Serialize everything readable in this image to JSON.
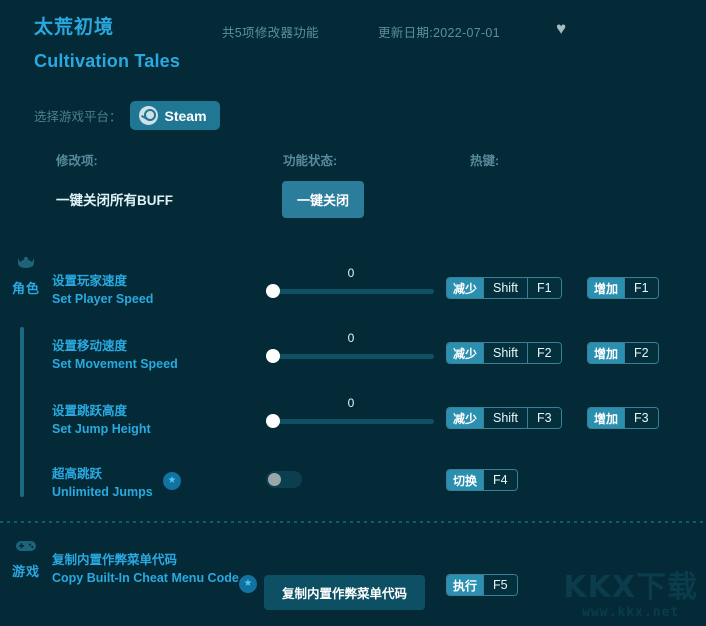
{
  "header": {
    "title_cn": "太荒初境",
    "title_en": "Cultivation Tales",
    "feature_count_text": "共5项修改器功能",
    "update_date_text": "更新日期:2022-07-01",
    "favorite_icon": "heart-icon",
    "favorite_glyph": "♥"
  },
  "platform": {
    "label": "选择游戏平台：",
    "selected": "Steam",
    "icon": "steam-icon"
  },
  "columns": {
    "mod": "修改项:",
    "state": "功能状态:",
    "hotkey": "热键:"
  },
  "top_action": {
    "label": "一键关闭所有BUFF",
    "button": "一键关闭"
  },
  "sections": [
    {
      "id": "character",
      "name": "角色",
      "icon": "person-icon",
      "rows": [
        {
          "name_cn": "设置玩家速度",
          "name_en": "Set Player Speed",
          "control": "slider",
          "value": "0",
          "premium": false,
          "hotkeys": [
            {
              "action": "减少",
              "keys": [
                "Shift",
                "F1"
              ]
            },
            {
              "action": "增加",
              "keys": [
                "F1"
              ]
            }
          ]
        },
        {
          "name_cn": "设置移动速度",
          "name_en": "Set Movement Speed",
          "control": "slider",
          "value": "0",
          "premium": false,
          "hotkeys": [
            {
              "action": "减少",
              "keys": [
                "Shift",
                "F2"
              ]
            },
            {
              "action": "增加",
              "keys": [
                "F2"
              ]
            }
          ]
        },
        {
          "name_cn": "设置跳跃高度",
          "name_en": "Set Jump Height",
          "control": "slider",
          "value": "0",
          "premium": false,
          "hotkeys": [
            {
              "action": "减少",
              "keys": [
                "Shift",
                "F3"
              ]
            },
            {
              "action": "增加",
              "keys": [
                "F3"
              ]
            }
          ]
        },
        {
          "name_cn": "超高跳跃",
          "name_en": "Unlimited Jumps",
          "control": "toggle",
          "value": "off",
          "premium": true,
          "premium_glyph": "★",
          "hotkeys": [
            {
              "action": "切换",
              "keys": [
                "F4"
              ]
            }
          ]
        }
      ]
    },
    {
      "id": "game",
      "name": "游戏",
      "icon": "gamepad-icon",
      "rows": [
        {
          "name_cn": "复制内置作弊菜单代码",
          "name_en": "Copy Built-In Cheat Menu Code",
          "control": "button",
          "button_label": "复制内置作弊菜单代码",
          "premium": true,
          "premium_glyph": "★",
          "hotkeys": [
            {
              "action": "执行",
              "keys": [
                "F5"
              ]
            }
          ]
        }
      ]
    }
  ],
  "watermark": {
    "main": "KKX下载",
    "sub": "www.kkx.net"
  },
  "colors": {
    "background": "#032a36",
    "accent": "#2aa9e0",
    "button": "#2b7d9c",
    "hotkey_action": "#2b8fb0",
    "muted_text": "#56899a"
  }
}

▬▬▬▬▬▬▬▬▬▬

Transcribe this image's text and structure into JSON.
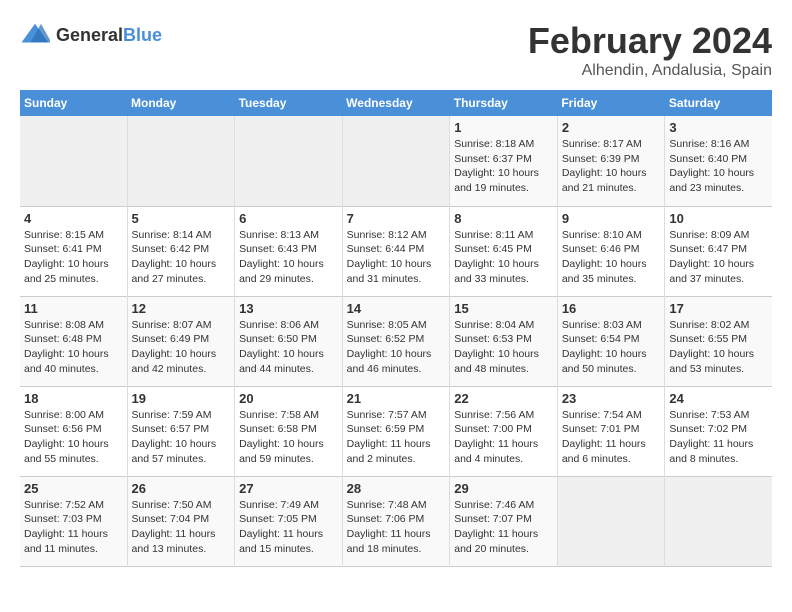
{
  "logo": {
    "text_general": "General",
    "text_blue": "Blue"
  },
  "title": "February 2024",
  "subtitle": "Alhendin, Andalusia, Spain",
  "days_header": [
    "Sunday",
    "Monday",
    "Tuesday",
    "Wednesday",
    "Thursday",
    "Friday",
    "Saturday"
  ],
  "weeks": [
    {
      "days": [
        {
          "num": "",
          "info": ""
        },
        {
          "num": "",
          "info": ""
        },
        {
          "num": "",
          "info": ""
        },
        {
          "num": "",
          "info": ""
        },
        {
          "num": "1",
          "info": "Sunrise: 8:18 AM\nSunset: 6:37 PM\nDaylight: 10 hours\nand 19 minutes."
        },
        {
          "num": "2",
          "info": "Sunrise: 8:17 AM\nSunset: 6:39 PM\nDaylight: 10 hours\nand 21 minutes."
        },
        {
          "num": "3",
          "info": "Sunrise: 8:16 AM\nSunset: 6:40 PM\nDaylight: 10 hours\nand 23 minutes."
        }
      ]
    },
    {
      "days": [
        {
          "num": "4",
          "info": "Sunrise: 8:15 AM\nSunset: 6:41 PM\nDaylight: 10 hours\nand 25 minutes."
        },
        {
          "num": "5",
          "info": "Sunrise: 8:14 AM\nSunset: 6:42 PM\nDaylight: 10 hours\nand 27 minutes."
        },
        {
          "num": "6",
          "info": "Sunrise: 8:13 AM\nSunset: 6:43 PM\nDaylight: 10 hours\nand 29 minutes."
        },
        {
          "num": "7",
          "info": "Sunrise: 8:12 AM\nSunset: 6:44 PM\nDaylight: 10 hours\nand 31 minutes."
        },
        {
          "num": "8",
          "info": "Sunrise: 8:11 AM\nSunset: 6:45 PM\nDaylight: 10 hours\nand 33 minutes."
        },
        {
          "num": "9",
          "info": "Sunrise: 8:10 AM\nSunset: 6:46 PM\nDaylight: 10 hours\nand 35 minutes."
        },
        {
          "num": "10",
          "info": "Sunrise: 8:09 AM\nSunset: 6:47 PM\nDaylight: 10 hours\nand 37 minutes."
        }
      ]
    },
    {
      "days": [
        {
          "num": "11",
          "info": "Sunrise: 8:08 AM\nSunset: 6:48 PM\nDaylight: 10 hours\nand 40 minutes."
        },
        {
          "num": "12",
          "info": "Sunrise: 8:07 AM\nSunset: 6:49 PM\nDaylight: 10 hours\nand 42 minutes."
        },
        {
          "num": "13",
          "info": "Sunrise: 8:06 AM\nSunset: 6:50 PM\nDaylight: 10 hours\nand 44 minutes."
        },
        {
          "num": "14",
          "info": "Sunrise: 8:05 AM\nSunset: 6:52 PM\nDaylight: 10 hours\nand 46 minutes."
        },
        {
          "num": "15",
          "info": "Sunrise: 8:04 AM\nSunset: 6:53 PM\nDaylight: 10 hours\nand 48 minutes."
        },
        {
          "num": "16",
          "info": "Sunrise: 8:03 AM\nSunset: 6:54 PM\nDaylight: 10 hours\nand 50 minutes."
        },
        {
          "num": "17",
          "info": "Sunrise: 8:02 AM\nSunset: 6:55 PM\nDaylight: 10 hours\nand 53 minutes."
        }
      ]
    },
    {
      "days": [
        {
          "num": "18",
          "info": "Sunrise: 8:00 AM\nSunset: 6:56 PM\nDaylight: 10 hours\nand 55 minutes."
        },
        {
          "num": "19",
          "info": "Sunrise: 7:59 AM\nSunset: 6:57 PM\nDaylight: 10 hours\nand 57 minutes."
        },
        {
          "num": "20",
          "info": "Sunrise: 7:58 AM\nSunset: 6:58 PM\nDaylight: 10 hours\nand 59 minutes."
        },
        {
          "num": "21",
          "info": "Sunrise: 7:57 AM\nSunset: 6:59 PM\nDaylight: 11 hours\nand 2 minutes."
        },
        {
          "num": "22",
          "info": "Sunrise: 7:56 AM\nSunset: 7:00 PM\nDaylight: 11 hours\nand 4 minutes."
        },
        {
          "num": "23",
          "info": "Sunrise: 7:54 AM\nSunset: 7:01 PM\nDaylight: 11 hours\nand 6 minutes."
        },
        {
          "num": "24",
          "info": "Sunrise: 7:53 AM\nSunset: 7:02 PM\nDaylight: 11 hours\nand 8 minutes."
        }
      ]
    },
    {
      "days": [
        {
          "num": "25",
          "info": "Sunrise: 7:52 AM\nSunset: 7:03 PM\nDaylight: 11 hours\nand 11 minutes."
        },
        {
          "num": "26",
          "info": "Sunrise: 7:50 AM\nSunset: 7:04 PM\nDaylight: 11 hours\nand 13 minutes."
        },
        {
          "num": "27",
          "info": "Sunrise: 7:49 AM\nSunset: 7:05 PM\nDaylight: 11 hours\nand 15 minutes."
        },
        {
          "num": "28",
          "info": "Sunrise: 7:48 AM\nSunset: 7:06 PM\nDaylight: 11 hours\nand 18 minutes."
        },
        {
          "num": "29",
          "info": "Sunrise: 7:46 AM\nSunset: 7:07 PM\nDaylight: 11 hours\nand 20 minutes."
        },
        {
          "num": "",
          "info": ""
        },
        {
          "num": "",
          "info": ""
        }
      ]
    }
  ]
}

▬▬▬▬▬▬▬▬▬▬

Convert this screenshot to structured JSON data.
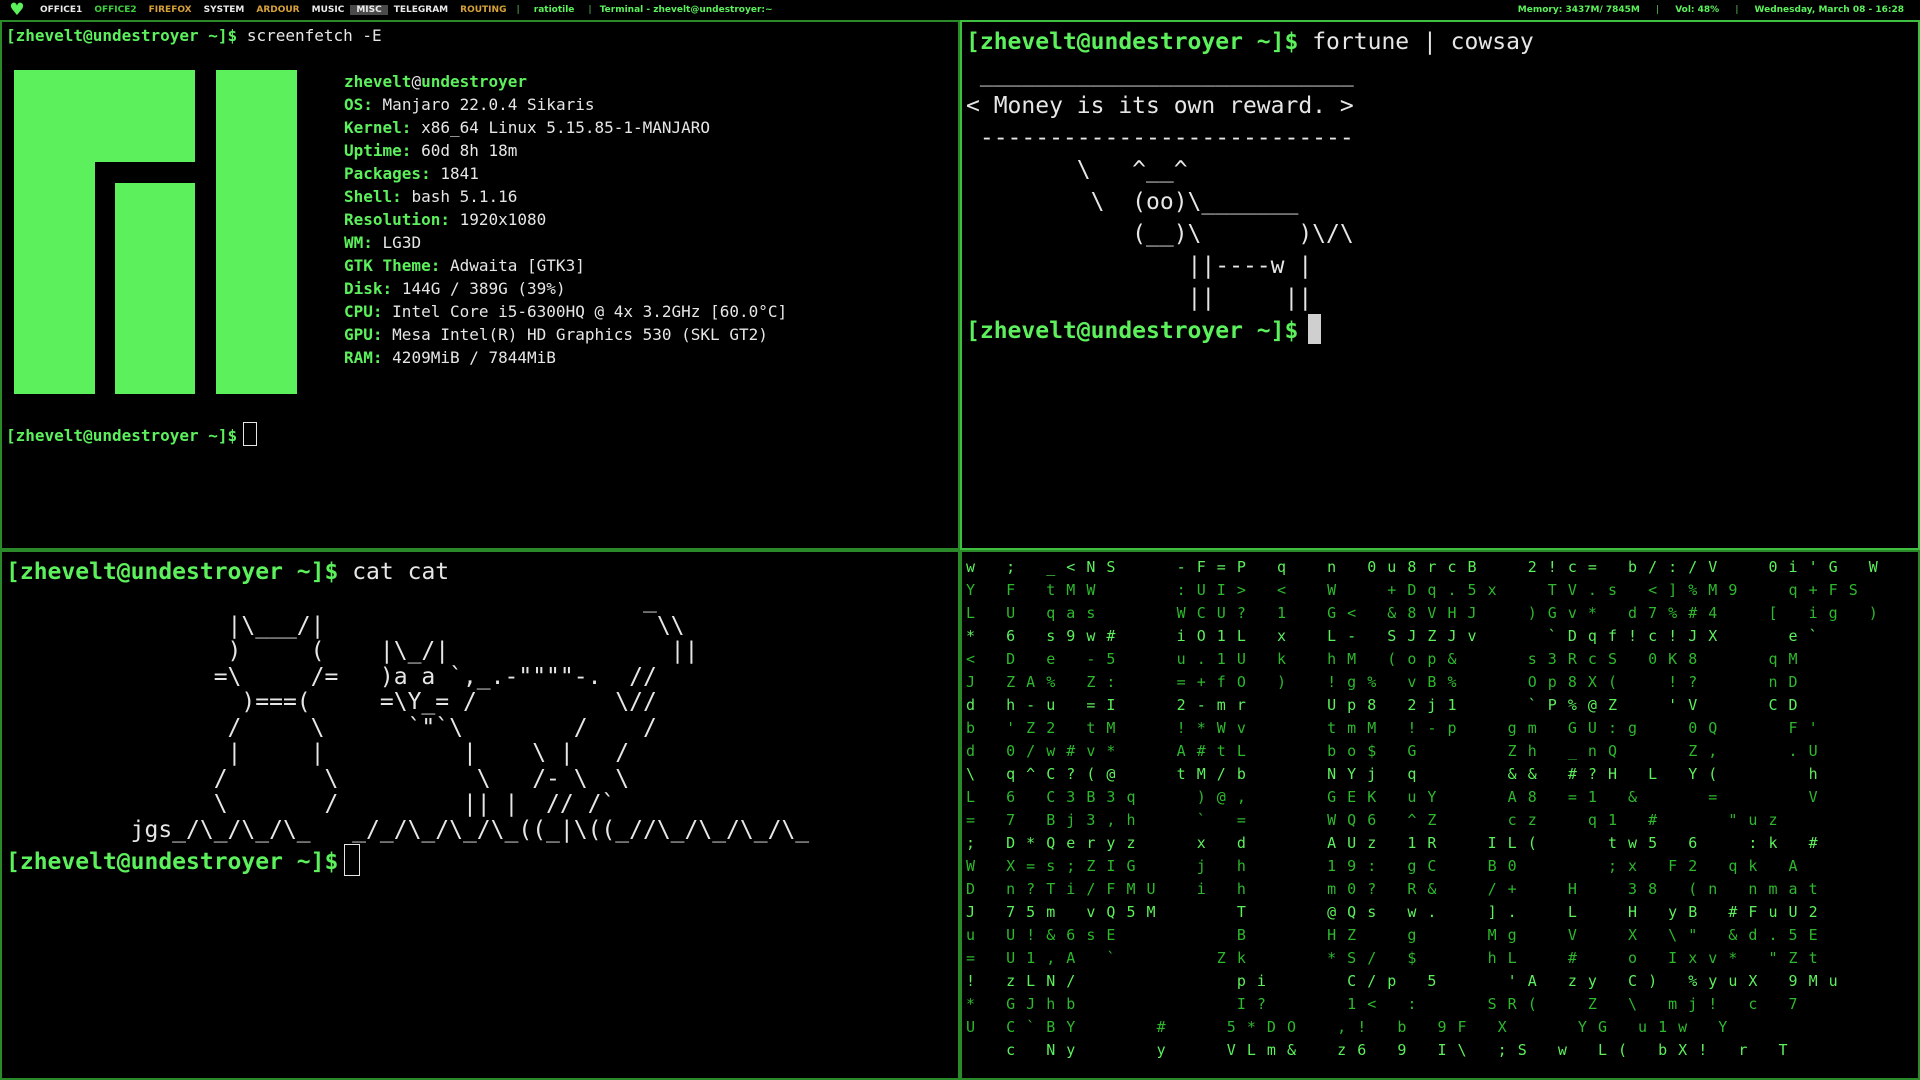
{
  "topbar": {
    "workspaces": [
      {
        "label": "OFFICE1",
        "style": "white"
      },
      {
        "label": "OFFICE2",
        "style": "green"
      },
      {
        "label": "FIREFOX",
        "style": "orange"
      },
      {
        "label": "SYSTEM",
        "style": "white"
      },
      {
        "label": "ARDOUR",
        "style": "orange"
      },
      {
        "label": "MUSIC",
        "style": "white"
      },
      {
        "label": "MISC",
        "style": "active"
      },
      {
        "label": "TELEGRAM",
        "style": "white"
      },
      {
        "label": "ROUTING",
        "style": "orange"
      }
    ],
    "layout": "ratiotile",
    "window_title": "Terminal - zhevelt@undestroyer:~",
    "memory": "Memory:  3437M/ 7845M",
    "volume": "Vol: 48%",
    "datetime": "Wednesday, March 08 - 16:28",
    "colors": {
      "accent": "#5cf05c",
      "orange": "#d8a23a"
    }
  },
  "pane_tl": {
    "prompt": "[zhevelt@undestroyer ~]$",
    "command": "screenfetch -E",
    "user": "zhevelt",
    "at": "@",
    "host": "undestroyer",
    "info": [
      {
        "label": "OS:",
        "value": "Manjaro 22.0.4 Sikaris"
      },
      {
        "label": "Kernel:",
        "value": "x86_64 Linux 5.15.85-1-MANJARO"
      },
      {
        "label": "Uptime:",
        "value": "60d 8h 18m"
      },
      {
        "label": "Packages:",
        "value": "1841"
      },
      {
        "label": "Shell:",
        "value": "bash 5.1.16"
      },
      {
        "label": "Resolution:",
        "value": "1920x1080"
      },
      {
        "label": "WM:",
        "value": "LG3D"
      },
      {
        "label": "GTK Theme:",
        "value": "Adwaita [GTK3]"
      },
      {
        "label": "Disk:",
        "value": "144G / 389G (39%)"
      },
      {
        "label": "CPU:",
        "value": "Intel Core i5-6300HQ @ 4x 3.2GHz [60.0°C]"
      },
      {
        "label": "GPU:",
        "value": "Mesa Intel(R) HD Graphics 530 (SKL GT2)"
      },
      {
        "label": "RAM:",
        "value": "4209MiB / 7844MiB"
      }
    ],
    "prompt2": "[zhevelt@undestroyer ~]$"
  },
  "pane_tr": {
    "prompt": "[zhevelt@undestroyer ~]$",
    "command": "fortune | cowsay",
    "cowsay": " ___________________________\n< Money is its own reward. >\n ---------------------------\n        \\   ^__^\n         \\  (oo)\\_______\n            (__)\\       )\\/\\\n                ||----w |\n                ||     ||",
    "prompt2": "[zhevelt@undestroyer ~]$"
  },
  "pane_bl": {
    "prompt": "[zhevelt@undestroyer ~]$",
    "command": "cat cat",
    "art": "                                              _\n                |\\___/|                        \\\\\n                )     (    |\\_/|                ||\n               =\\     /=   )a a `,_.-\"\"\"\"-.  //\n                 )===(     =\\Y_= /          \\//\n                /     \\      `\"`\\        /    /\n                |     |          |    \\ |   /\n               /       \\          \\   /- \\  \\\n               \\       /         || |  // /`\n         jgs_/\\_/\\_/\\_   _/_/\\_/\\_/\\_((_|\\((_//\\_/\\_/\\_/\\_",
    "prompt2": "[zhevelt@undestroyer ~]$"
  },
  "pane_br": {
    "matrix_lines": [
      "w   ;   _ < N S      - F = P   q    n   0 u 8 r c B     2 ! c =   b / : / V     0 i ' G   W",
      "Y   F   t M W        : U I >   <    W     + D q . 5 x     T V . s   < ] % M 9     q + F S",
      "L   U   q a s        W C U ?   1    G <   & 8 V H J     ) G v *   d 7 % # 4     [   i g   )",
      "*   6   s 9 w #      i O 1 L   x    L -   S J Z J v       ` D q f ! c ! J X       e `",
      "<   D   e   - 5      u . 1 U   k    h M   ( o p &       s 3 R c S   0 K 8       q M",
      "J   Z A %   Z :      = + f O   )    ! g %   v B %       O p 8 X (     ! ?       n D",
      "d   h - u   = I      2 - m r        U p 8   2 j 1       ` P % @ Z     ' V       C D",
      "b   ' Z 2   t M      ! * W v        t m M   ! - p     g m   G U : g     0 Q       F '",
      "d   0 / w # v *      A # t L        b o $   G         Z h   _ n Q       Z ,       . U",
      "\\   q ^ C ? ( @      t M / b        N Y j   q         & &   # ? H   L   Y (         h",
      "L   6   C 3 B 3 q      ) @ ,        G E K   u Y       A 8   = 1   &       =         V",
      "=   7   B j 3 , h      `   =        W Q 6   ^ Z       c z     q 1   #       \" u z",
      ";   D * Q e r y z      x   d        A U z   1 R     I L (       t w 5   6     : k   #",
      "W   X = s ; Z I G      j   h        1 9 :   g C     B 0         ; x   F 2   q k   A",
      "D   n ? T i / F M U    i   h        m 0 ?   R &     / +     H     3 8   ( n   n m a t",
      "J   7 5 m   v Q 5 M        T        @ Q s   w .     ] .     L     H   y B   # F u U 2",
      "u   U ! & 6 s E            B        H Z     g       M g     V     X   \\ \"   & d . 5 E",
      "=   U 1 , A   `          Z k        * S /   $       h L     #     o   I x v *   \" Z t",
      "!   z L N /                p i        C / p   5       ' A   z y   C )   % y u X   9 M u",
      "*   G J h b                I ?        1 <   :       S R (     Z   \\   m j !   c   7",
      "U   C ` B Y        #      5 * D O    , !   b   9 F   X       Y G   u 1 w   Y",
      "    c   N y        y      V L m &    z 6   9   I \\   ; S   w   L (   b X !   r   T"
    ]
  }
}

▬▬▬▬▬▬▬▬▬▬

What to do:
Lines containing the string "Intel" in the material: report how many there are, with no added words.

Response to the task:
2